(Cambridge University Press, November 2004)
Adapted from the book jacket:
Crimes Against Humanity: A Normative Account provides a philosophical analysis of some of the most difficult issues in international criminal law, especially why some crimes are properly thought to harm humanity and hence to be prosecutable in international tribunals.
The book focuses on the moral, legal and political questions that arise when individuals who commit mass or collective crimes, such as crimes against humanity, are held accountable by international criminal tribunals.
To be defensible, international criminal law must move beyond honoring the victims of horrific harms and must embrace norms that support an international rule of law. If international law is to achieve the respect and fidelity to law that is the hallmark of most domestic law settings, defendants’ rights must be given at least as much attention as victims’ rights.
The discussions in Crimes Against Humanity are a mixture of philosophical analysis and assessments of developments in international criminal law, including lengthy discussions of the Eichmann, Pinochet and Tadic cases.
“This book is the first attempt to lay out a normative theory that would support international prosecutions of the sort that are occurring in international criminal courts in the Hague and Arusha,” said May, an expert in moral and legal responsibility as well as international criminal law.
“To do so, I defend a more limited role for such international criminal courts than many defenders of these courts would like, but I do provide a grounding for these courts, nonetheless contrary to the current position of the United States government, which opposes the new International Criminal Court.”

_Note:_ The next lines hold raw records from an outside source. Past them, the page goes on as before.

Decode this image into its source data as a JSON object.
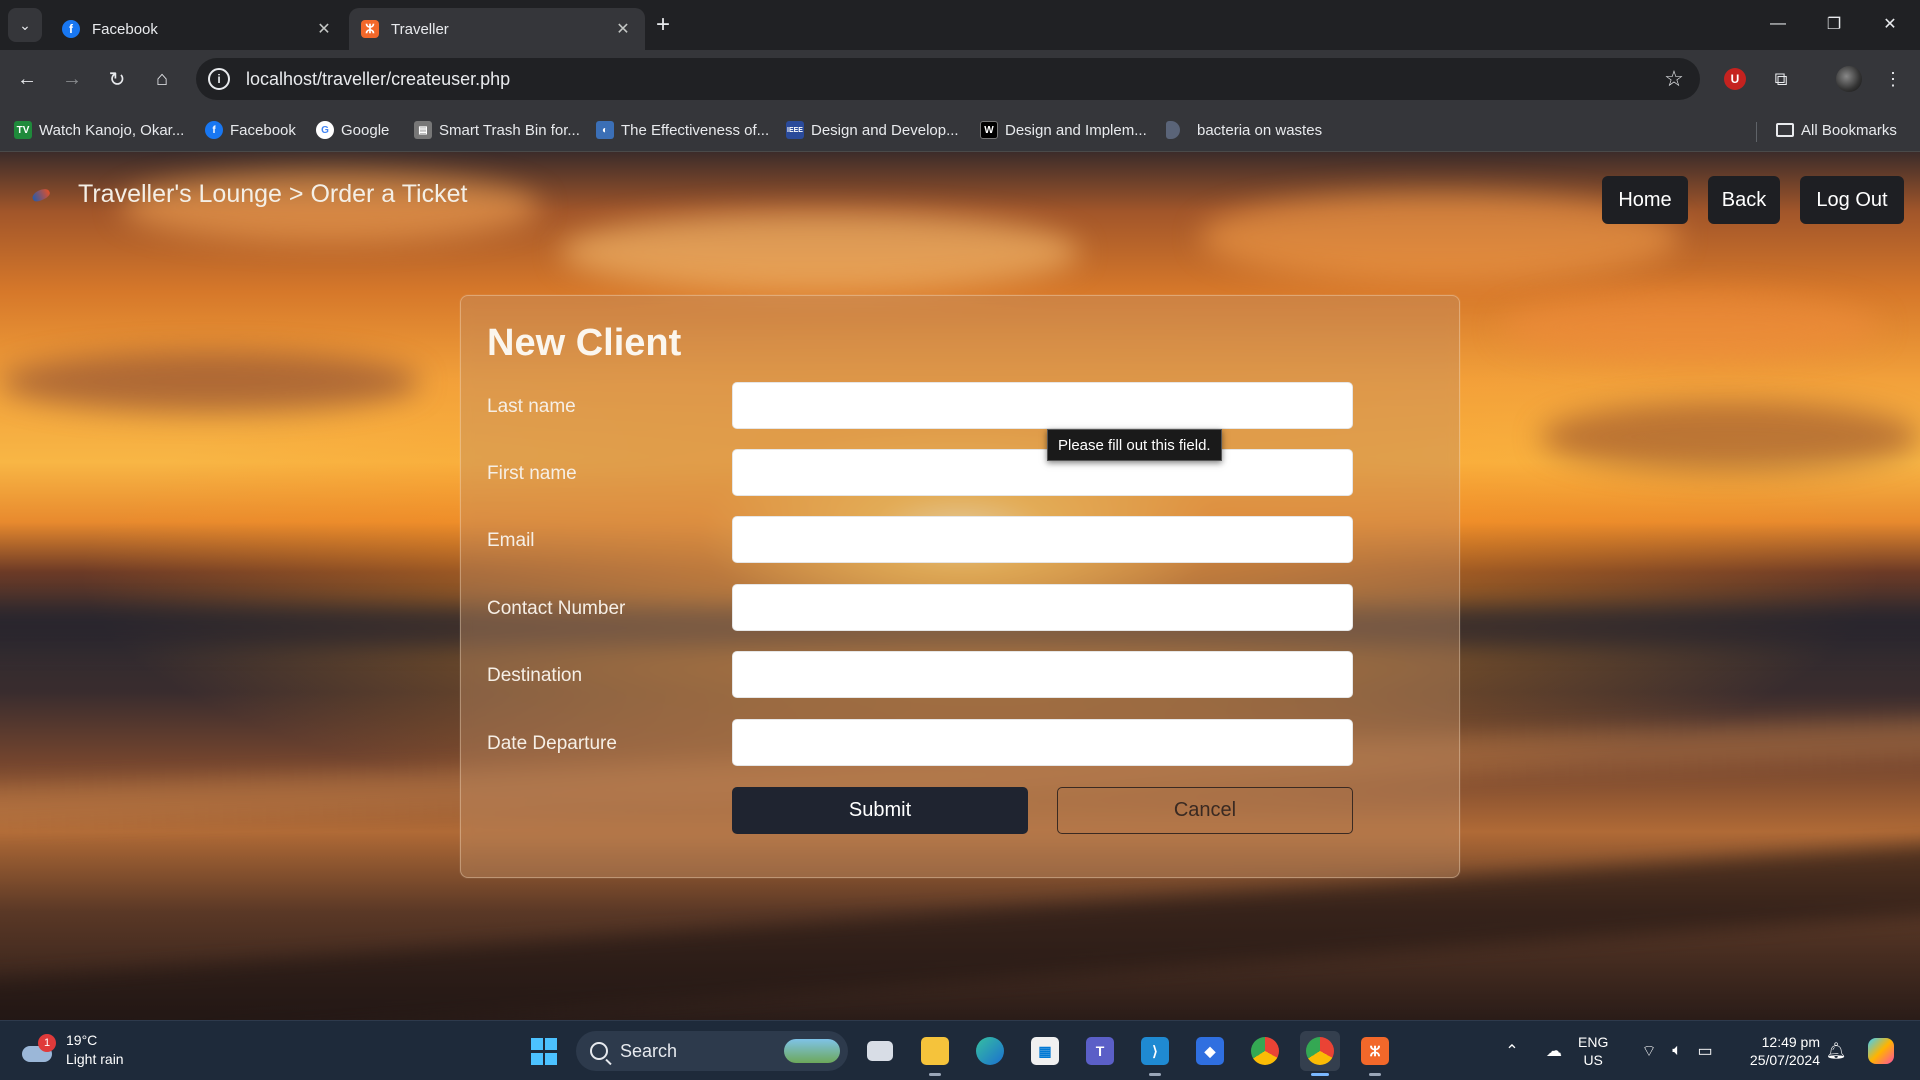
{
  "browser": {
    "tabs": [
      {
        "title": "Facebook",
        "icon": "facebook-icon",
        "active": false
      },
      {
        "title": "Traveller",
        "icon": "xampp-icon",
        "active": true
      }
    ],
    "url": "localhost/traveller/createuser.php",
    "bookmarks": [
      {
        "label": "Watch Kanojo, Okar...",
        "icon": "tv-icon",
        "color": "#1f8a3b"
      },
      {
        "label": "Facebook",
        "icon": "facebook-icon",
        "color": "#1877f2"
      },
      {
        "label": "Google",
        "icon": "google-icon",
        "color": "#ffffff"
      },
      {
        "label": "Smart Trash Bin for...",
        "icon": "document-icon",
        "color": "#888888"
      },
      {
        "label": "The Effectiveness of...",
        "icon": "globe-icon",
        "color": "#3b6fb6"
      },
      {
        "label": "Design and Develop...",
        "icon": "ieee-icon",
        "color": "#2a4a9a"
      },
      {
        "label": "Design and Implem...",
        "icon": "w-icon",
        "color": "#000000"
      },
      {
        "label": "bacteria on wastes",
        "icon": "page-icon",
        "color": "#5a6478"
      }
    ],
    "all_bookmarks": "All Bookmarks"
  },
  "site": {
    "brand": "Traveller's Lounge > Order a Ticket",
    "nav": {
      "home": "Home",
      "back": "Back",
      "logout": "Log Out"
    }
  },
  "form": {
    "title": "New Client",
    "fields": [
      {
        "label": "Last name",
        "value": ""
      },
      {
        "label": "First name",
        "value": ""
      },
      {
        "label": "Email",
        "value": ""
      },
      {
        "label": "Contact Number",
        "value": ""
      },
      {
        "label": "Destination",
        "value": ""
      },
      {
        "label": "Date Departure",
        "value": ""
      }
    ],
    "submit": "Submit",
    "cancel": "Cancel",
    "validation_tooltip": "Please fill out this field."
  },
  "taskbar": {
    "weather": {
      "temp": "19°C",
      "condition": "Light rain",
      "badge": "1"
    },
    "search": "Search",
    "lang": {
      "line1": "ENG",
      "line2": "US"
    },
    "clock": {
      "time": "12:49 pm",
      "date": "25/07/2024"
    }
  },
  "colors": {
    "chrome_bg": "#202124",
    "toolbar_bg": "#35363a",
    "submit_bg": "#1f2430",
    "nav_pill_bg": "#1e1f23"
  }
}
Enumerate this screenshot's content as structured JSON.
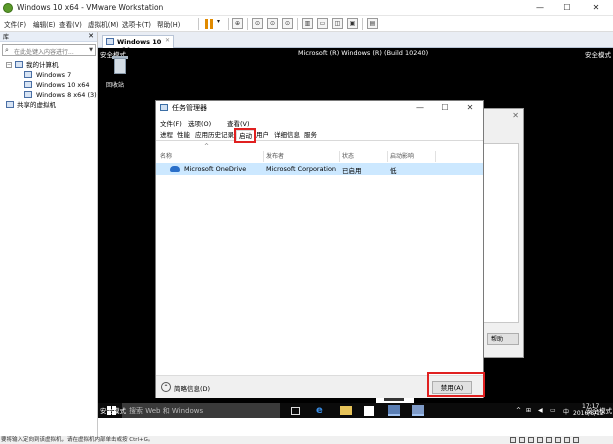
{
  "window": {
    "title": "Windows 10 x64 - VMware Workstation",
    "minimize_glyph": "—",
    "maximize_glyph": "☐",
    "close_glyph": "✕"
  },
  "menu": {
    "file": "文件(F)",
    "edit": "编辑(E)",
    "view": "查看(V)",
    "vm": "虚拟机(M)",
    "tabs": "选项卡(T)",
    "help": "帮助(H)"
  },
  "library": {
    "header": "库",
    "close": "✕",
    "search_placeholder": "在此处键入内容进行...",
    "tree": {
      "my_computer": "我的计算机",
      "vm1": "Windows 7",
      "vm2": "Windows 10 x64",
      "vm3": "Windows 8 x64 (3)",
      "shared": "共享的虚拟机"
    }
  },
  "tab": {
    "label": "Windows 10 x64",
    "close": "✕"
  },
  "vm_screen": {
    "safe_mode": "安全模式",
    "build": "Microsoft (R) Windows (R) (Build 10240)",
    "recycle_bin": "回收站"
  },
  "bg_window": {
    "help": "帮助",
    "close": "✕"
  },
  "task_manager": {
    "title": "任务管理器",
    "menu": {
      "file": "文件(F)",
      "options": "选项(O)",
      "view": "查看(V)"
    },
    "tabs": [
      "进程",
      "性能",
      "应用历史记录",
      "启动",
      "用户",
      "详细信息",
      "服务"
    ],
    "columns": {
      "name": "名称",
      "publisher": "发布者",
      "status": "状态",
      "impact": "启动影响"
    },
    "rows": [
      {
        "name": "Microsoft OneDrive",
        "publisher": "Microsoft Corporation",
        "status": "已启用",
        "impact": "低"
      }
    ],
    "fewer_details": "简略信息(D)",
    "disable_button": "禁用(A)"
  },
  "taskbar": {
    "search_placeholder": "搜索 Web 和 Windows",
    "time": "17:17",
    "date": "2016/8/12",
    "ime": "中"
  },
  "statusbar": {
    "message": "要将输入定向到该虚拟机，请在虚拟机内部单击或按 Ctrl+G。"
  },
  "colors": {
    "accent": "#0078d7",
    "highlight": "#e02020",
    "selection": "#cce8ff"
  }
}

The book is the first of a projected three-volume set. The second book will be called War Crimes and Just Wars and the third will be Crimes Against Peace and Unjust Wars.